▶ _What the task asks_: Could you report every line of the listing below that holds the word "traffic"?

##### Input

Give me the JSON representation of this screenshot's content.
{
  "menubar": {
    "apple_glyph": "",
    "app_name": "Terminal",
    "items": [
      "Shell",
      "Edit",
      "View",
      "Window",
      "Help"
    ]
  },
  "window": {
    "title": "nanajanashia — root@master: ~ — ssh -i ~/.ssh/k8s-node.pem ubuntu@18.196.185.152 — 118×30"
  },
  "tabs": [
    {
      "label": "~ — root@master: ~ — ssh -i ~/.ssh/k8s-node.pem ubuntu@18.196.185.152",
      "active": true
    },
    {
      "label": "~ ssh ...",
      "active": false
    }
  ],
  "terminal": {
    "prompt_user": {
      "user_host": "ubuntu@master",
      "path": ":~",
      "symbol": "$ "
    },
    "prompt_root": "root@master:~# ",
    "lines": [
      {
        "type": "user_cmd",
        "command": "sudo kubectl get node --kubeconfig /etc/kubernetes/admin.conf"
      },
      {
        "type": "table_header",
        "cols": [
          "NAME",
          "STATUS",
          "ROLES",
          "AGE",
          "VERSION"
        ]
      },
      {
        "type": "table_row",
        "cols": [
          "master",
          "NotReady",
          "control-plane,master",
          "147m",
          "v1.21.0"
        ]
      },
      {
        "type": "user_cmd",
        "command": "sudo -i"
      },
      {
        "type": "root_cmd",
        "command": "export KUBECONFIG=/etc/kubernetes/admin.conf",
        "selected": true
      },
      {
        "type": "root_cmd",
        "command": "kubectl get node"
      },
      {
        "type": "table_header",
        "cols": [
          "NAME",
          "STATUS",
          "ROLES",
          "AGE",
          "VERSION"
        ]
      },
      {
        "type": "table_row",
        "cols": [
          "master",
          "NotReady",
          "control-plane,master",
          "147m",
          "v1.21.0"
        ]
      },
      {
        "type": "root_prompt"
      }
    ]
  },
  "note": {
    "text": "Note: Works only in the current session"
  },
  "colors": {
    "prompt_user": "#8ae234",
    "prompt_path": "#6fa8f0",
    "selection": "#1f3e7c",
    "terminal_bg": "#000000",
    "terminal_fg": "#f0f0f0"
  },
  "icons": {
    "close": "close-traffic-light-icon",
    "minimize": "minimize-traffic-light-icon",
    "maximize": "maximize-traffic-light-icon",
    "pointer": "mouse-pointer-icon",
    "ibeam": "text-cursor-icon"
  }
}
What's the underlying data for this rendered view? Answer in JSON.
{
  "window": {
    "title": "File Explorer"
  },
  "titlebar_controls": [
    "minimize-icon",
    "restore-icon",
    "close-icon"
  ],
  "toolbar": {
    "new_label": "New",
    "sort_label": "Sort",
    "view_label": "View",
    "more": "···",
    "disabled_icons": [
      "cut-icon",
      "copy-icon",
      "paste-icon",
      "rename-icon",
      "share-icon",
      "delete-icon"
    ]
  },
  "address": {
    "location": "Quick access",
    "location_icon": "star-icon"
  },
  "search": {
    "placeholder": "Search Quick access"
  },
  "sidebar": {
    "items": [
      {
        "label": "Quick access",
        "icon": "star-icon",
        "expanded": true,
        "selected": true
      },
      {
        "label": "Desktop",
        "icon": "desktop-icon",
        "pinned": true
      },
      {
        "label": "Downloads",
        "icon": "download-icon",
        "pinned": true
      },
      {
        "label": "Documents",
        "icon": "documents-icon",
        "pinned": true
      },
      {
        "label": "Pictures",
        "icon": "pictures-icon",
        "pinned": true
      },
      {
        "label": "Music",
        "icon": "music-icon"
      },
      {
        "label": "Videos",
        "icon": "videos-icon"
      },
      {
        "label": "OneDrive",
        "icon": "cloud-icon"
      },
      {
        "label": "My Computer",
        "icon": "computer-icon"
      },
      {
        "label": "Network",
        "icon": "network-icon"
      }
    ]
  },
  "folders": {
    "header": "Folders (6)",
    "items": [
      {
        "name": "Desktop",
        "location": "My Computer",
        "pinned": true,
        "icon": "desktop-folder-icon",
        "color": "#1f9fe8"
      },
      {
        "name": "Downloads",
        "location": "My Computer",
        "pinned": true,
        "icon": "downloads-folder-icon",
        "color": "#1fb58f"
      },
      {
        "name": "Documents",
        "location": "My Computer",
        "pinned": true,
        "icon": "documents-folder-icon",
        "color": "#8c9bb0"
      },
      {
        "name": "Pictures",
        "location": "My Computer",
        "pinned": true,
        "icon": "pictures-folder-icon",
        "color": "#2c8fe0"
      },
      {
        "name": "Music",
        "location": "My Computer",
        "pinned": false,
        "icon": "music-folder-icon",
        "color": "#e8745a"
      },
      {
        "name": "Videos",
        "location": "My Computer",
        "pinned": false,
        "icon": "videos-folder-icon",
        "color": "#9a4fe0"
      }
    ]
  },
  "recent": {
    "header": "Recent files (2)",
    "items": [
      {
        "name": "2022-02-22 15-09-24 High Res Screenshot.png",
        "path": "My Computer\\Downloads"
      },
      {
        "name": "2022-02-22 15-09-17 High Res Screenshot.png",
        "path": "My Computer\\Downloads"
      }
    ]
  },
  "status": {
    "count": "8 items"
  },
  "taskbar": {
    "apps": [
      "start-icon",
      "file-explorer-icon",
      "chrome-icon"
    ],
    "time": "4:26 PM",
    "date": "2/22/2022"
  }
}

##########

▶ _Exercise output_:
    "close": "close-traffic-light-icon",
    "minimize": "minimize-traffic-light-icon",
    "maximize": "maximize-traffic-light-icon",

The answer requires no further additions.